“Kolb’s learning theory sets out four distinct learning styles (or preferences), which are based on a four-stage learning cycle. (Which might also be interpreted as a training cycle)? In this respect Kolb’s model is particularly elegant, since it offers both a way to understand individual peoples learning styles, and also an explanation of a cycle of experiential learning that applies to us all” (1984).
Kolb includes this cycle of learning as a central principle in his experiential learning theory. This is typically expressed as the four-stage cycle of learning, in which immediate or concrete experiences provide a basis for observations and reflections. These observations and reflections are assimilated and distilled into abstract concepts producing new implications for action which can be actively tested, in turn creating new experiences.

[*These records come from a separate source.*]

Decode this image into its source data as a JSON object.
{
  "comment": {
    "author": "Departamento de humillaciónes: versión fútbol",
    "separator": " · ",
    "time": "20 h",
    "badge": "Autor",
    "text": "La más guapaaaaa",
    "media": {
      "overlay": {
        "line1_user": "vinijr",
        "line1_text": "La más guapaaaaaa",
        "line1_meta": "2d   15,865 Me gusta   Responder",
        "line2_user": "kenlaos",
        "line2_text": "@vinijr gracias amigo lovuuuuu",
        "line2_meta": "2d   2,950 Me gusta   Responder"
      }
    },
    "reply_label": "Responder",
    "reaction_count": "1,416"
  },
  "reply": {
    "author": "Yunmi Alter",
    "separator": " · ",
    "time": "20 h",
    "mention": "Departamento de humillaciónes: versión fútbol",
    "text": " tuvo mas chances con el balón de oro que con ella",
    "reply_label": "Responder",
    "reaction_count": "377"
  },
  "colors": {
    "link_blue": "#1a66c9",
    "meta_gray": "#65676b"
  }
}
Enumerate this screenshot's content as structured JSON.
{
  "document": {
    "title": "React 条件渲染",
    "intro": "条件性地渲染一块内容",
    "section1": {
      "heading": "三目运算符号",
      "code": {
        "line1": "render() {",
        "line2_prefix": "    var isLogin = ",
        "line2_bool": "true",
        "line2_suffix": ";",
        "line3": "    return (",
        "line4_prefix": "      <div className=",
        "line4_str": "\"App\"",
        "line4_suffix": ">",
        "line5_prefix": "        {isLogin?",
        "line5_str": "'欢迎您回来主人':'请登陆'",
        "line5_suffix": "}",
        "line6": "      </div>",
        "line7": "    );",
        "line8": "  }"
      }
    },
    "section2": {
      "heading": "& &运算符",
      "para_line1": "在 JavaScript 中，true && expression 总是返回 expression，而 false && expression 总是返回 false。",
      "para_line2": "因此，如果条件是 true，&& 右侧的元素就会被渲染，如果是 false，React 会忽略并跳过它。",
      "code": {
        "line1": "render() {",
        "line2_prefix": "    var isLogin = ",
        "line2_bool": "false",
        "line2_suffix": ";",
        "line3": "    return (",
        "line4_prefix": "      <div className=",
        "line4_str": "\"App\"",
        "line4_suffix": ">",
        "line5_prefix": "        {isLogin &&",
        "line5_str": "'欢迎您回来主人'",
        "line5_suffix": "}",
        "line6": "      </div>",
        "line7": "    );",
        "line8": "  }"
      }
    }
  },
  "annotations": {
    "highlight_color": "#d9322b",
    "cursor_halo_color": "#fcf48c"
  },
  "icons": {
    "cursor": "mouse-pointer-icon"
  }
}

Kolb says that ideally (and by inference not always) this process represents a learning cycle or spiral where the learner touches all the bases, i.e., a cycle of experiencing, reflecting, thinking, and acting. Immediate or concrete experiences lead to observations and reflections. These reflections are then assimilated (absorbed and translated) into abstract concepts with implications for action, which the person can actively test and experiment with, which in turn enable the creation of new experiences.
Kolb’s model therefore works on two levels- a four stage cycle;
And a four-type definition of learning styles,(each representing the combination of two preferred styles, rather like a two-by two matrix of the four-stage cycle styles, as illustrated below), for which Kolb used the terms;
Diverging (CE/RO)
Assimilating (AC/RO)